photograph taken with permission, without flash

photograph taken with permission, without flash

The complexity of the village and town buildings tell a story – it is interesting that ‘Sex’ is a vast fortified place, the walls of ‘Love’ aren’t so high, and ‘G-spot’ (in the ‘Cliche’ region) is quite a lovely round walled township not too far away from ‘Yes-yes-yes’ and ‘Up-a-bit’. Spending time looking at this work of art was an utter delight!

Building a Collection: Recent acquisitions of prints and drawings‘  is at the NGV until 31st January 2010.

Nicholas Building open studio

26 08 2009

This Thursday and Friday afternoons (27 & 28th August), from 4 – 9pm, selected artists in the Nicholas Building (37 Swanston, cnr Flinders Lane, entry via Cathedral Arcade) will open their studios. A must-see – there are lots of jewellers!


RMIT jewellery auction – the night

24 08 2009

I was so dearly hoping to add to my collection at this year’s auction, but was defeated by an amazingly enthusiastic crowd doing some fantastic bidding!
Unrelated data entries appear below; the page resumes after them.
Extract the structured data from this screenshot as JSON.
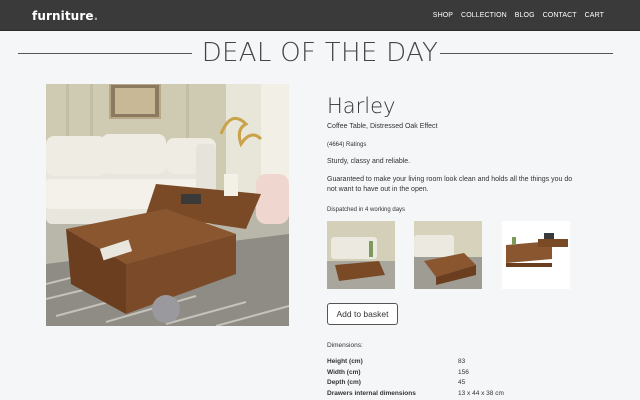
{
  "nav": {
    "brand": "furniture",
    "brand_dot": ".",
    "links": [
      "SHOP",
      "COLLECTION",
      "BLOG",
      "CONTACT",
      "CART"
    ]
  },
  "deal": {
    "title": "DEAL OF THE DAY"
  },
  "product": {
    "name": "Harley",
    "subtitle": "Coffee Table, Distressed Oak Effect",
    "ratings": "(4664) Ratings",
    "tagline": "Sturdy, classy and reliable.",
    "description": "Guaranteed to make your living room look clean and holds all the things you do not want to have out in the open.",
    "dispatch": "Dispatched in 4 working days",
    "add_to_basket": "Add to basket",
    "dimensions_heading": "Dimensions:",
    "dimensions": [
      {
        "label": "Height (cm)",
        "value": "83"
      },
      {
        "label": "Width (cm)",
        "value": "156"
      },
      {
        "label": "Depth (cm)",
        "value": "45"
      },
      {
        "label": "Drawers internal dimensions",
        "value": "13 x 44 x 38 cm"
      }
    ]
  },
  "colors": {
    "nav_bg": "#3a3a3a",
    "page_bg": "#f4f6f8",
    "wood": "#7a4a26"
  }
}
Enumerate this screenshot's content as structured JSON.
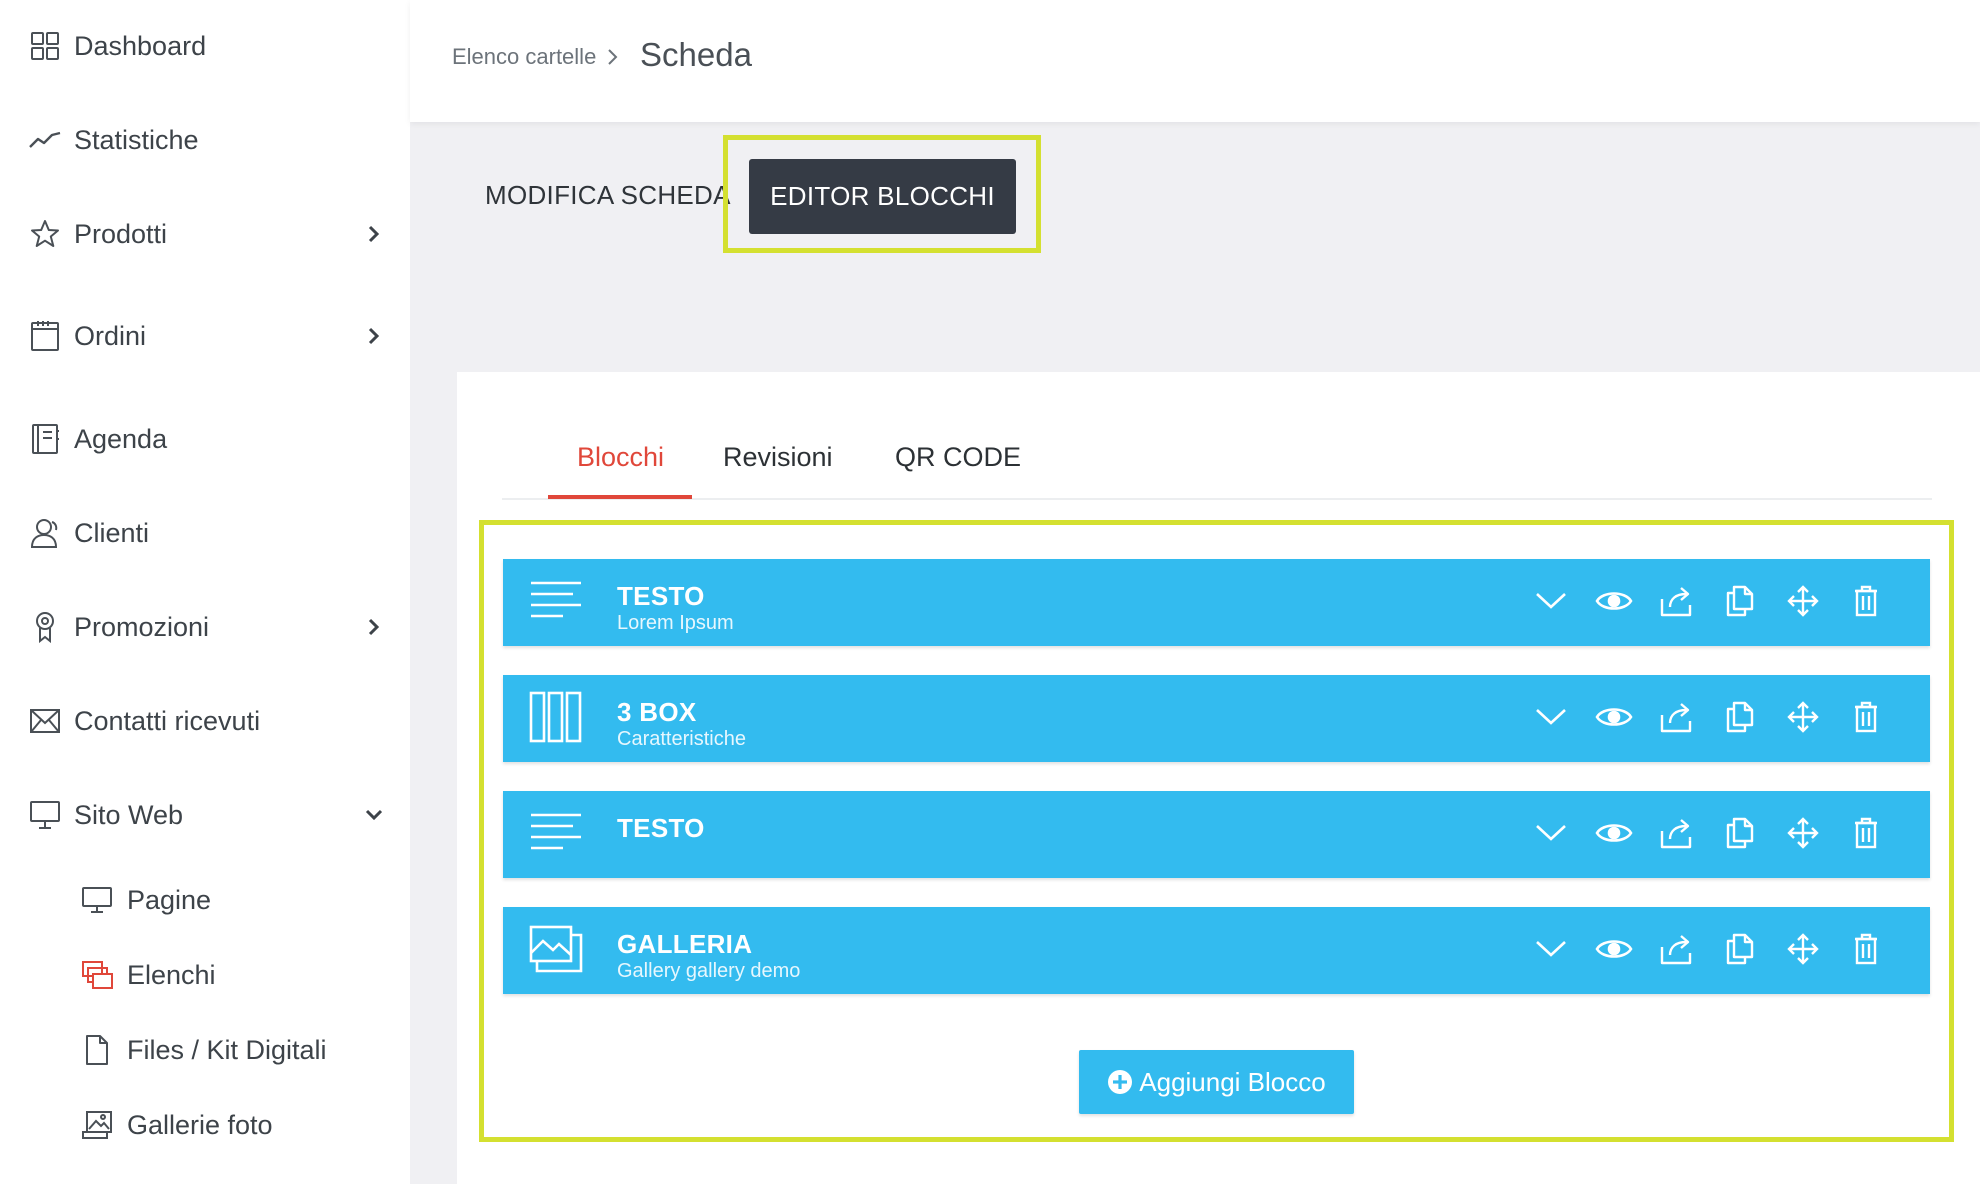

just before the start

The venue was packed initially, but the crowd reduced a little after the first break.  I do have to admit that I went home (like a nana, I know) during the second set (of four) as I was feeling mighty weary, and more importantly had been out-bid on the brooch I really really wanted – a beautiful enamelled piece by Claire O’Halloran [piece, her site]. That’s not to say there weren’t lovely pieces after #31 of #101, but I did have my heart set…

In my day (again, nana, I know) we were impossibly tickled and impressed when a piece reached $150 say – but this year that mark was effortlessly sailed past by many in the first and early second set … a good indication indeed of the wealth of support for this event and the artists and the artform. Someone next to me remarked: ‘what global financial crisis’.

A lot of effort goes in to organising this kind of event (especially while also attempting to concentrate on producing a body of work for assessment in a few short months), and each graduating year learns from the previous years. The one tip (by no means meant as a criticism of this year’s event) I would suggest to next year’s group is to look for a larger venue – this annual evening is so very popular, and as alumni and general community support continues to grow, more seats and room will become necessary. That said though, through my own experience, I completely understand how hard it is to find a venue that ticks all the boxes – close to uni (for safe transport of pieces and organisation), drinkies for the bidders, a good feel, a least a little protection from random-crazy-dudes who wander by and make havoc (this happened a few times in the past), and not too expensive to hire (preferably free), with the facilities for holding an auction (stage/platform, audio, lights, projector, etc). It is easy to underestimate how successful you’ll be and I would venture to say that every year has been surprised by it – perhaps planning for a very large attendance sometimes feels like tempting fate. This was actually a pretty good venue, but if only it was a smidge larger.

The most impressive development was the on-line previewing – the photography was exceptional, and it did relieve some of the pressure to get to the boards to see the pieces on the night. This must be continued in future years, it is almost necessary.

I hope the graduate group had a fantastic night and that the fundraising was most successful!

Please feel free to share your experiences of the evening – did you get to take home the piece you had your heart set on? Did you stay to the end and have some more stories to share?